WORK TASK:
What you return must be the data below, word for word, without any images.

[[ RECORDS FOR THIS EXERCISE open ]]

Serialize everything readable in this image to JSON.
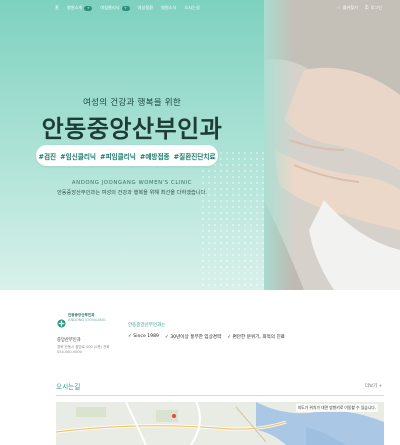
{
  "nav": {
    "items": [
      {
        "label": "홈",
        "badge": ""
      },
      {
        "label": "병원소개",
        "badge": "+"
      },
      {
        "label": "여성클리닉",
        "badge": "+"
      },
      {
        "label": "여성질환",
        "badge": ""
      },
      {
        "label": "병원소식",
        "badge": ""
      },
      {
        "label": "오시는길",
        "badge": ""
      }
    ],
    "right": {
      "bookmark": "즐겨찾기",
      "login": "로그인"
    }
  },
  "hero": {
    "subtitle": "여성의 건강과 행복을 위한",
    "title": "안동중앙산부인과",
    "tags": [
      "#검진",
      "#임신클리닉",
      "#피임클리닉",
      "#예방접종",
      "#질환진단치료"
    ],
    "english_name": "ANDONG JOONGANG WOMEN'S CLINIC",
    "description": "안동중앙산부인과는 여성의 건강과 행복을 위해 최선을 다하겠습니다."
  },
  "info": {
    "logo_line1": "안동중앙산부인과",
    "logo_line2": "ANDONG JOONGANG",
    "clinic_name": "중앙산부인과",
    "address": "경북 안동시 중앙로 000 (0층) 전화 054-000-0000",
    "label": "안동중앙산부인과는",
    "features": [
      "✓ Since 1989",
      "✓ 30년이상 풍부한 임상경력",
      "✓ 편안한 분위기, 최적의 진료"
    ]
  },
  "directions": {
    "title": "오시는길",
    "more": "더보기 +",
    "map_note": "지도가 위치가 대면 방향키로 이동할 수 있습니다."
  },
  "colors": {
    "accent": "#2b9a85",
    "hero_top": "#7ed1bf",
    "hero_bottom": "#d9f1ea"
  }
}
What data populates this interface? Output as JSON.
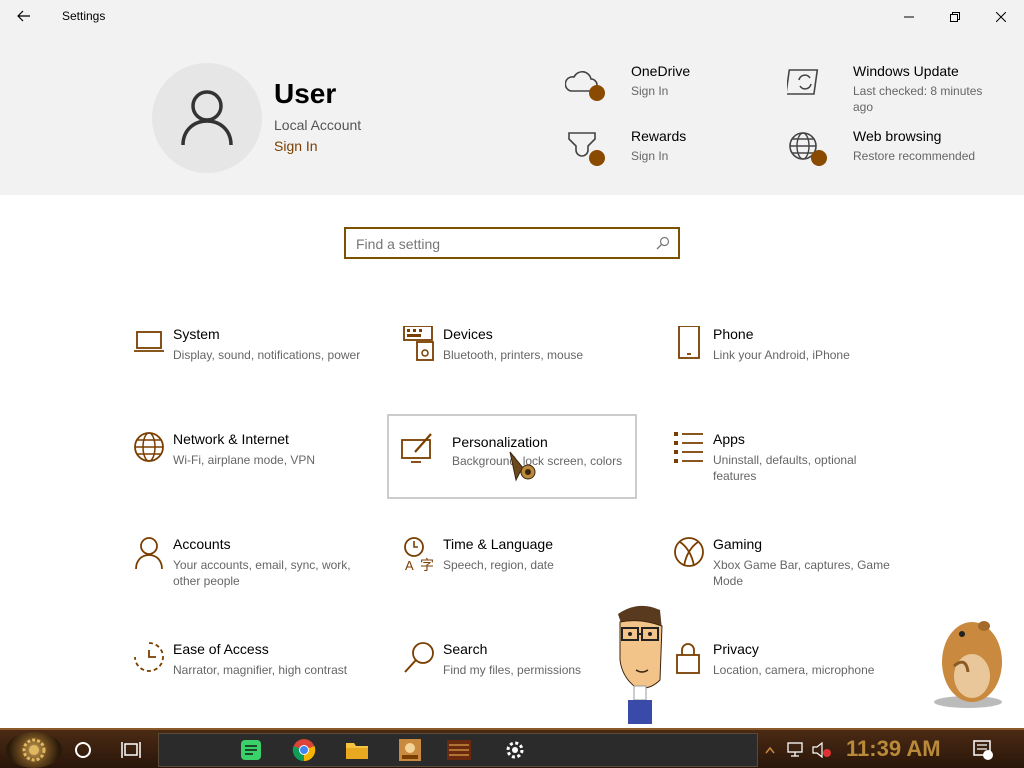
{
  "window": {
    "title": "Settings"
  },
  "header": {
    "user_name": "User",
    "account_type": "Local Account",
    "sign_in": "Sign In",
    "items": [
      {
        "title": "OneDrive",
        "subtitle": "Sign In",
        "icon": "cloud-icon"
      },
      {
        "title": "Windows Update",
        "subtitle": "Last checked: 8 minutes ago",
        "icon": "update-icon"
      },
      {
        "title": "Rewards",
        "subtitle": "Sign In",
        "icon": "trophy-icon"
      },
      {
        "title": "Web browsing",
        "subtitle": "Restore recommended",
        "icon": "globe-icon"
      }
    ]
  },
  "search": {
    "placeholder": "Find a setting"
  },
  "categories": [
    {
      "title": "System",
      "desc": "Display, sound, notifications, power",
      "icon": "laptop-icon"
    },
    {
      "title": "Devices",
      "desc": "Bluetooth, printers, mouse",
      "icon": "devices-icon"
    },
    {
      "title": "Phone",
      "desc": "Link your Android, iPhone",
      "icon": "phone-icon"
    },
    {
      "title": "Network & Internet",
      "desc": "Wi-Fi, airplane mode, VPN",
      "icon": "globe-icon"
    },
    {
      "title": "Personalization",
      "desc": "Background, lock screen, colors",
      "icon": "paint-icon"
    },
    {
      "title": "Apps",
      "desc": "Uninstall, defaults, optional features",
      "icon": "apps-list-icon"
    },
    {
      "title": "Accounts",
      "desc": "Your accounts, email, sync, work, other people",
      "icon": "person-icon"
    },
    {
      "title": "Time & Language",
      "desc": "Speech, region, date",
      "icon": "time-language-icon"
    },
    {
      "title": "Gaming",
      "desc": "Xbox Game Bar, captures, Game Mode",
      "icon": "xbox-icon"
    },
    {
      "title": "Ease of Access",
      "desc": "Narrator, magnifier, high contrast",
      "icon": "ease-of-access-icon"
    },
    {
      "title": "Search",
      "desc": "Find my files, permissions",
      "icon": "search-icon"
    },
    {
      "title": "Privacy",
      "desc": "Location, camera, microphone",
      "icon": "lock-icon"
    }
  ],
  "taskbar": {
    "clock": "11:39 AM"
  },
  "colors": {
    "accent": "#7a5200",
    "icon": "#7a3e00",
    "header_bg": "#f2f2f2"
  }
}
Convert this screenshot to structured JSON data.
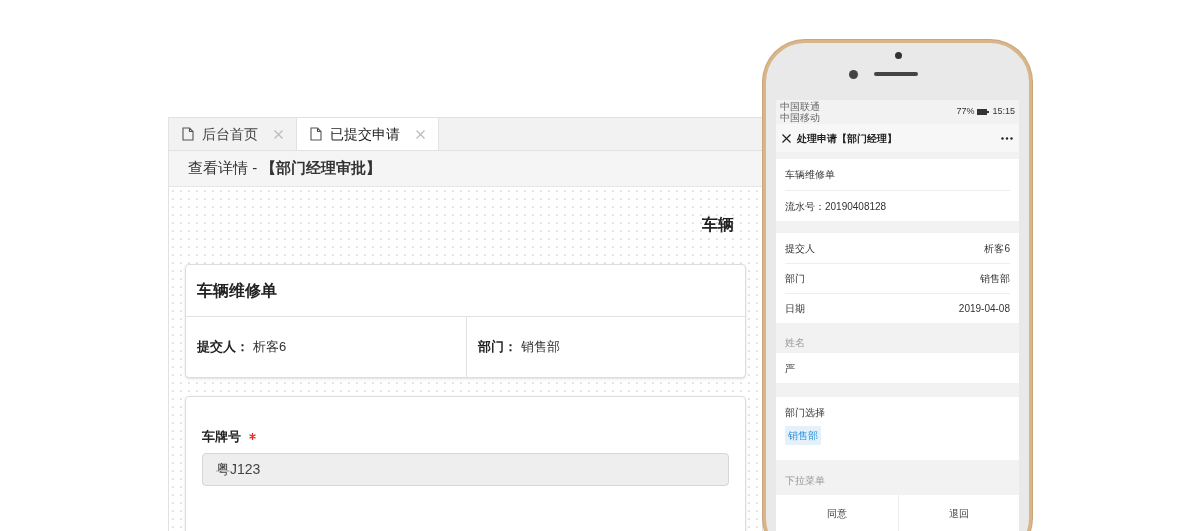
{
  "desktop": {
    "tabs": [
      {
        "label": "后台首页",
        "selected": false
      },
      {
        "label": "已提交申请",
        "selected": true
      }
    ],
    "heading": "查看详情 - **【部门经理审批】**",
    "form_title": "车辆",
    "card": {
      "title": "车辆维修单",
      "fields": [
        {
          "label": "提交人：",
          "value": "析客6"
        },
        {
          "label": "部门：",
          "value": "销售部"
        }
      ]
    },
    "field": {
      "label": "车牌号",
      "required": true,
      "value": "粤J123"
    }
  },
  "phone": {
    "status_bar": {
      "carriers": [
        "中国联通",
        "中国移动"
      ],
      "battery": "77%",
      "time": "15:15"
    },
    "title": "处理申请【部门经理】",
    "header_rows": [
      "车辆维修单",
      "流水号：20190408128"
    ],
    "info_rows": [
      {
        "label": "提交人",
        "value": "析客6"
      },
      {
        "label": "部门",
        "value": "销售部"
      },
      {
        "label": "日期",
        "value": "2019-04-08"
      }
    ],
    "name_field": {
      "label": "姓名",
      "value": "严"
    },
    "department_select": {
      "label": "部门选择",
      "tag": "销售部"
    },
    "dropdown_label": "下拉菜单",
    "buttons": [
      "同意",
      "退回"
    ]
  }
}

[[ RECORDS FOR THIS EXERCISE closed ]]

RESPONSE TO THIS TASK:
Serialize everything readable in this image to JSON.
{
  "nav": {
    "items": [
      {
        "label": "홈",
        "badge": ""
      },
      {
        "label": "병원소개",
        "badge": "+"
      },
      {
        "label": "여성클리닉",
        "badge": "+"
      },
      {
        "label": "여성질환",
        "badge": ""
      },
      {
        "label": "병원소식",
        "badge": ""
      },
      {
        "label": "오시는길",
        "badge": ""
      }
    ],
    "right": {
      "bookmark": "즐겨찾기",
      "login": "로그인"
    }
  },
  "hero": {
    "subtitle": "여성의 건강과 행복을 위한",
    "title": "안동중앙산부인과",
    "tags": [
      "#검진",
      "#임신클리닉",
      "#피임클리닉",
      "#예방접종",
      "#질환진단치료"
    ],
    "english_name": "ANDONG JOONGANG WOMEN'S CLINIC",
    "description": "안동중앙산부인과는 여성의 건강과 행복을 위해 최선을 다하겠습니다."
  },
  "info": {
    "logo_line1": "안동중앙산부인과",
    "logo_line2": "ANDONG JOONGANG",
    "clinic_name": "중앙산부인과",
    "address": "경북 안동시 중앙로 000 (0층) 전화 054-000-0000",
    "label": "안동중앙산부인과는",
    "features": [
      "✓ Since 1989",
      "✓ 30년이상 풍부한 임상경력",
      "✓ 편안한 분위기, 최적의 진료"
    ]
  },
  "directions": {
    "title": "오시는길",
    "more": "더보기 +",
    "map_note": "지도가 위치가 대면 방향키로 이동할 수 있습니다."
  },
  "colors": {
    "accent": "#2b9a85",
    "hero_top": "#7ed1bf",
    "hero_bottom": "#d9f1ea"
  }
}
What data populates this interface? Output as JSON.
{
  "window": {
    "title": "Settings"
  },
  "header": {
    "user_name": "User",
    "account_type": "Local Account",
    "sign_in": "Sign In",
    "items": [
      {
        "title": "OneDrive",
        "subtitle": "Sign In",
        "icon": "cloud-icon"
      },
      {
        "title": "Windows Update",
        "subtitle": "Last checked: 8 minutes ago",
        "icon": "update-icon"
      },
      {
        "title": "Rewards",
        "subtitle": "Sign In",
        "icon": "trophy-icon"
      },
      {
        "title": "Web browsing",
        "subtitle": "Restore recommended",
        "icon": "globe-icon"
      }
    ]
  },
  "search": {
    "placeholder": "Find a setting"
  },
  "categories": [
    {
      "title": "System",
      "desc": "Display, sound, notifications, power",
      "icon": "laptop-icon"
    },
    {
      "title": "Devices",
      "desc": "Bluetooth, printers, mouse",
      "icon": "devices-icon"
    },
    {
      "title": "Phone",
      "desc": "Link your Android, iPhone",
      "icon": "phone-icon"
    },
    {
      "title": "Network & Internet",
      "desc": "Wi-Fi, airplane mode, VPN",
      "icon": "globe-icon"
    },
    {
      "title": "Personalization",
      "desc": "Background, lock screen, colors",
      "icon": "paint-icon"
    },
    {
      "title": "Apps",
      "desc": "Uninstall, defaults, optional features",
      "icon": "apps-list-icon"
    },
    {
      "title": "Accounts",
      "desc": "Your accounts, email, sync, work, other people",
      "icon": "person-icon"
    },
    {
      "title": "Time & Language",
      "desc": "Speech, region, date",
      "icon": "time-language-icon"
    },
    {
      "title": "Gaming",
      "desc": "Xbox Game Bar, captures, Game Mode",
      "icon": "xbox-icon"
    },
    {
      "title": "Ease of Access",
      "desc": "Narrator, magnifier, high contrast",
      "icon": "ease-of-access-icon"
    },
    {
      "title": "Search",
      "desc": "Find my files, permissions",
      "icon": "search-icon"
    },
    {
      "title": "Privacy",
      "desc": "Location, camera, microphone",
      "icon": "lock-icon"
    }
  ],
  "taskbar": {
    "clock": "11:39 AM"
  },
  "colors": {
    "accent": "#7a5200",
    "icon": "#7a3e00",
    "header_bg": "#f2f2f2"
  }
}
Convert this screenshot to structured JSON data.
{
  "desktop": {
    "tabs": [
      {
        "label": "后台首页",
        "selected": false
      },
      {
        "label": "已提交申请",
        "selected": true
      }
    ],
    "heading": "查看详情 - **【部门经理审批】**",
    "form_title": "车辆",
    "card": {
      "title": "车辆维修单",
      "fields": [
        {
          "label": "提交人：",
          "value": "析客6"
        },
        {
          "label": "部门：",
          "value": "销售部"
        }
      ]
    },
    "field": {
      "label": "车牌号",
      "required": true,
      "value": "粤J123"
    }
  },
  "phone": {
    "status_bar": {
      "carriers": [
        "中国联通",
        "中国移动"
      ],
      "battery": "77%",
      "time": "15:15"
    },
    "title": "处理申请【部门经理】",
    "header_rows": [
      "车辆维修单",
      "流水号：20190408128"
    ],
    "info_rows": [
      {
        "label": "提交人",
        "value": "析客6"
      },
      {
        "label": "部门",
        "value": "销售部"
      },
      {
        "label": "日期",
        "value": "2019-04-08"
      }
    ],
    "name_field": {
      "label": "姓名",
      "value": "严"
    },
    "department_select": {
      "label": "部门选择",
      "tag": "销售部"
    },
    "dropdown_label": "下拉菜单",
    "buttons": [
      "同意",
      "退回"
    ]
  }
}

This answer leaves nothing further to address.